“The fact that I have to prove I don’t have tattoos on my upper body, disrobe, quite frankly is a little humiliating,” Rhambo told The Times on Thursday. “They’re just throwing things out there to muddy the waters ... He’s trying to minimize and neutralize me as best he can.”

Villanueva, who routinely refuses to answer questions from The Times, did not respond Thursday to a request for comment. Gonzalez, who controls the Twitter handle @CecilRhambo and uses it to parody the candidate, said Rhambo is trying to “ride the social justice wave” to election, referring to the support Rhambo has voiced for reforms in policing.

“Rhambo is not our opponent, our opponent is the woke left,” Gonzalez said. “He’s just the puppet that they’ve put forward.”

Villanueva, who was elected on a swell of support from Democratic voters who believed him to be a progressive reformer, has pivoted sharply to the right over the last year to seek reelection as a more conservative law-and-order candidate. He now regularly bashes the “woke left” and makes regular appearances on Fox News to, among other things, promote his aggressive posture on homelessness. Villanueva also has trumpeted his push to dramatically increase the number of permits issued to allow people to carry concealed weapons and recently headlined an event held by the L.A. County Republican Party.

Rhambo said the photo sent out by Gonzalez was taken sometime before the 1984 Summer Olympics. A group of off-duty deputies had met up for drinks in an industrial area of the county and Rhambo’s commander asked him to go break up the gathering.

When he arrived, Rhambo recalled, the group decided to take a photo. They piled on a car and made hand gestures spelling out “CS,” which Rhambo said stood for the Carson sheriff’s station where he and others were assigned.

Paul Tanaka, the disgraced former undersheriff who was convicted on federal charges of spearheading a plan to interfere with an FBI investigation into inmate abuse by deputies in county jails, is in the photo. Rhambo said he cannot recall the names of everyone in the photo.

Rhambo downplayed his relationship with Tanaka and said he has not spoken with him since before he was sentenced to serve five years in federal prison. Records show Tanaka was released in April.

In the past, Villanueva has denied that “gangs” exist within the department and has minimized the issue, saying problems associated with the groups are instead often the result of drunken deputies getting into fights.

But the sheriff has also taken credit for addressing the problem with a policy that prohibits deputies from joining groups that promote behavior that violates the rights of others.
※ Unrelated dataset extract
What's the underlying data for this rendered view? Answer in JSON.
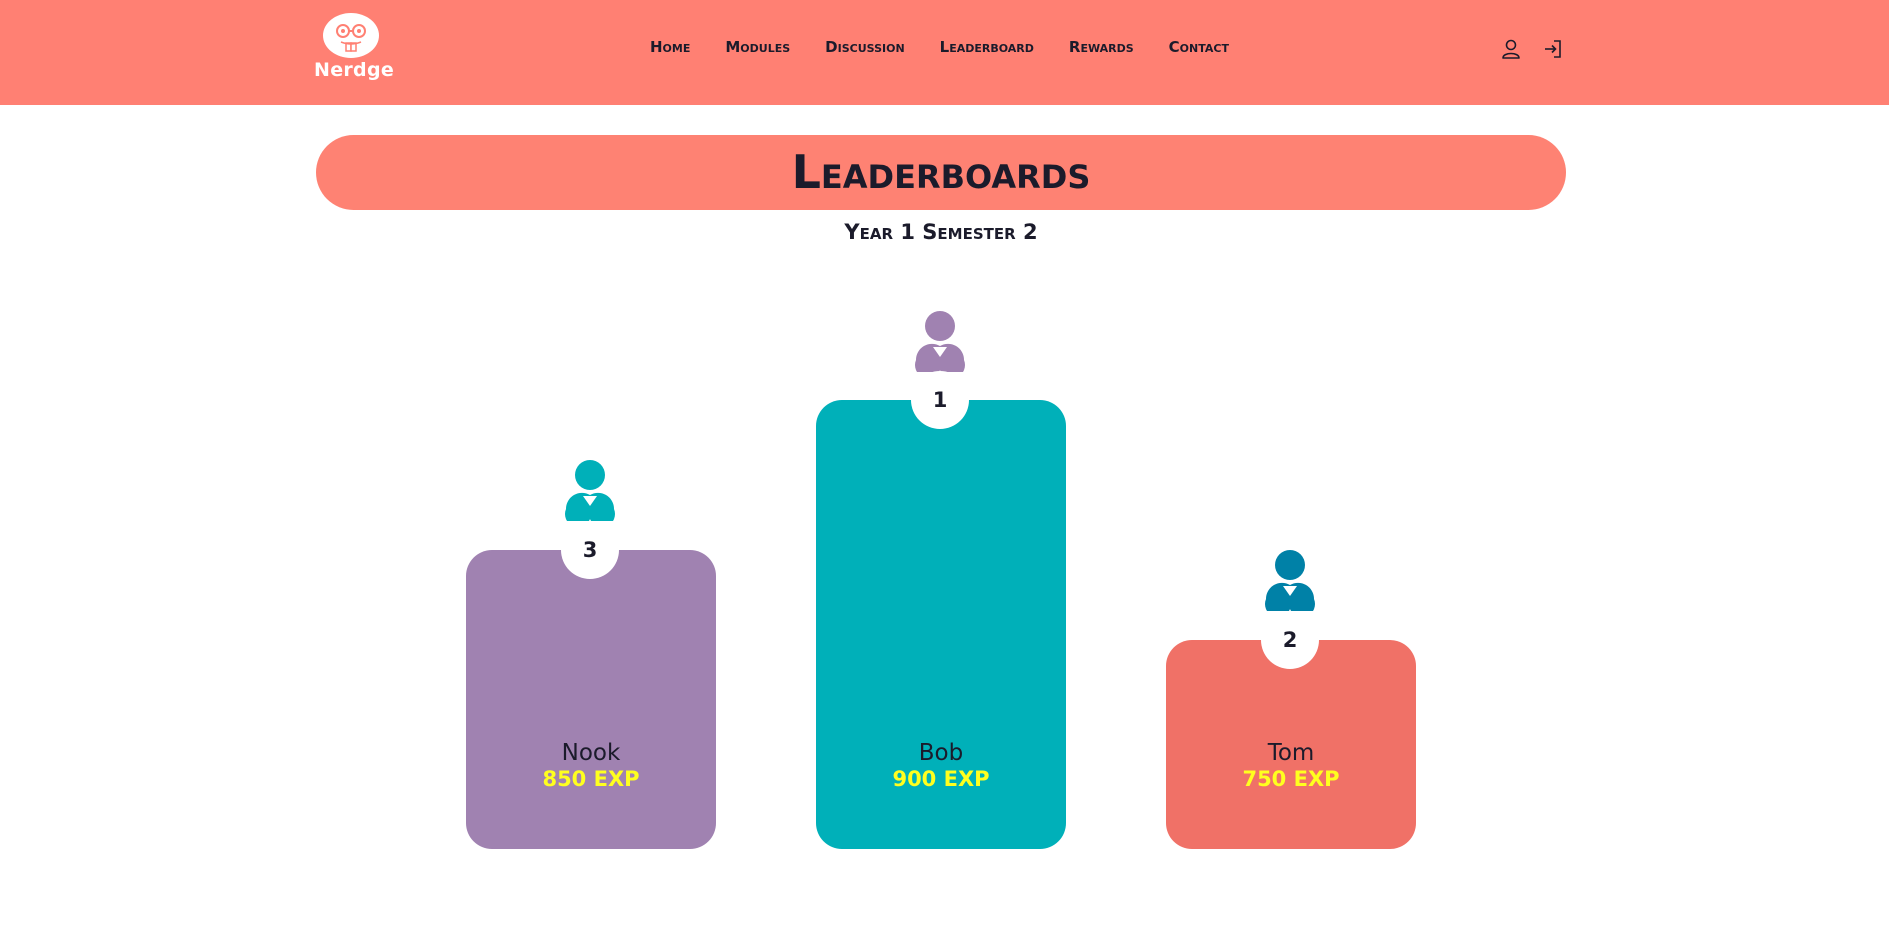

Villanueva has said he had broken up the Banditos, a group of deputies assigned to the department’s East L.A. station, with disciplinary actions and by reassigning alleged members to other stations — a claim some sheriff’s officials and others dispute.

Rhambo said he would take a tougher stance. “I’ve made my position on deputy gangs clear,” Rhambo wrote in a text message to L.A. County Democratic Party delegates. “I will ban them, and fire and decertify anybody who is a member of a Sheriff’s gang.”

Others running for L.A. County sheriff are Matt Rodriguez, who retired from the department as a captain and more recently was the interim police chief of the Santa Paula Police Department, and Long Beach Police Chief Robert Luna.


Advertisement